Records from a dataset
-*-*-

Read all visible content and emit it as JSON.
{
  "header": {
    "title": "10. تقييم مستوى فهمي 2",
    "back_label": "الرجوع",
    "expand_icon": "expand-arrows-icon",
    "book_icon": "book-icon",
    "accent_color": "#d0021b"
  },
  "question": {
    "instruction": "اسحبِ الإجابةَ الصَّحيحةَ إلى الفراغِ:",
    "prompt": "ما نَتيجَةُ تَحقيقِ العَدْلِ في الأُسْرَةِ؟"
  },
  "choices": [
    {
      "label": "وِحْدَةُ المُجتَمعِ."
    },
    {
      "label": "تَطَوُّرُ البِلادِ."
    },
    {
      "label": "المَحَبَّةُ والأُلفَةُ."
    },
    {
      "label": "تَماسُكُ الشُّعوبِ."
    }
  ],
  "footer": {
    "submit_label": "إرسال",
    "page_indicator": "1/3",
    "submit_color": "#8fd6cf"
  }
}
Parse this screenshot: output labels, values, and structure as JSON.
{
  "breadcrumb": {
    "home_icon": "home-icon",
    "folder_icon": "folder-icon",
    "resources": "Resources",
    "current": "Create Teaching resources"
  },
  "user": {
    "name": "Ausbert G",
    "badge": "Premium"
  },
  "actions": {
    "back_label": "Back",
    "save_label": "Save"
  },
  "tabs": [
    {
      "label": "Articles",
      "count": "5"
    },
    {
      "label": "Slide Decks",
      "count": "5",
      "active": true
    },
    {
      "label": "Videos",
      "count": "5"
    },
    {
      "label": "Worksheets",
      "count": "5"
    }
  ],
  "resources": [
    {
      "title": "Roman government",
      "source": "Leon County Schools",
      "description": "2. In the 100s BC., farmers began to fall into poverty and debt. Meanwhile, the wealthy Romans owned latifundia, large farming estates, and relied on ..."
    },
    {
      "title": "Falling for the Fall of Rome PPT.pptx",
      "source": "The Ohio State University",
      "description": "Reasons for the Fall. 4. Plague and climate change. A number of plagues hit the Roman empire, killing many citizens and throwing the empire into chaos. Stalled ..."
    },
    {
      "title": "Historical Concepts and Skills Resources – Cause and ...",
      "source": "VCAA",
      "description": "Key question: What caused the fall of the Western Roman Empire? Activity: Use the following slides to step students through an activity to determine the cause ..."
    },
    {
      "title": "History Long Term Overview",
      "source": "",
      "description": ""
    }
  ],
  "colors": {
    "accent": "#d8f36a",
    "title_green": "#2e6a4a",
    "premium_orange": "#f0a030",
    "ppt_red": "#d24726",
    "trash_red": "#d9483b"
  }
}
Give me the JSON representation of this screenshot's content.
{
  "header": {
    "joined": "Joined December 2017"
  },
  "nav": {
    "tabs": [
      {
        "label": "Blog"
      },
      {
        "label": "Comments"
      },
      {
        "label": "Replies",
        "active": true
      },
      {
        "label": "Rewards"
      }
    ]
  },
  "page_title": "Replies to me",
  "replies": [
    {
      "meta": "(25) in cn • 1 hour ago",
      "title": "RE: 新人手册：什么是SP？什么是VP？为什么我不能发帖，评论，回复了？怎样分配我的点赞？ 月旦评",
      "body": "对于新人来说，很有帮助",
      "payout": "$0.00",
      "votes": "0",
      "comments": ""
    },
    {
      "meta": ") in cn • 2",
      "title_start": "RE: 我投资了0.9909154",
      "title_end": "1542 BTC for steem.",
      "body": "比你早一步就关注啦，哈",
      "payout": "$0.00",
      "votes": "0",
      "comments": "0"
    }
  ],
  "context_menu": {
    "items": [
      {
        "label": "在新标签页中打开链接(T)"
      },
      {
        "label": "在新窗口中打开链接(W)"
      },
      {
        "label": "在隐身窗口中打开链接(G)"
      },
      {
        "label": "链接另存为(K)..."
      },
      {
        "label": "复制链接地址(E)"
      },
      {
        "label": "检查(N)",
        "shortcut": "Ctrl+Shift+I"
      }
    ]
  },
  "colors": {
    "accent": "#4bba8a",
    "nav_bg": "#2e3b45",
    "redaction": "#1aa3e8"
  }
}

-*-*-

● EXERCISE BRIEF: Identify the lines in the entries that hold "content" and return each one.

● EXERCISE RESPONSE:
Read all visible content and emit it as JSON.
Give me the JSON representation of this screenshot's content.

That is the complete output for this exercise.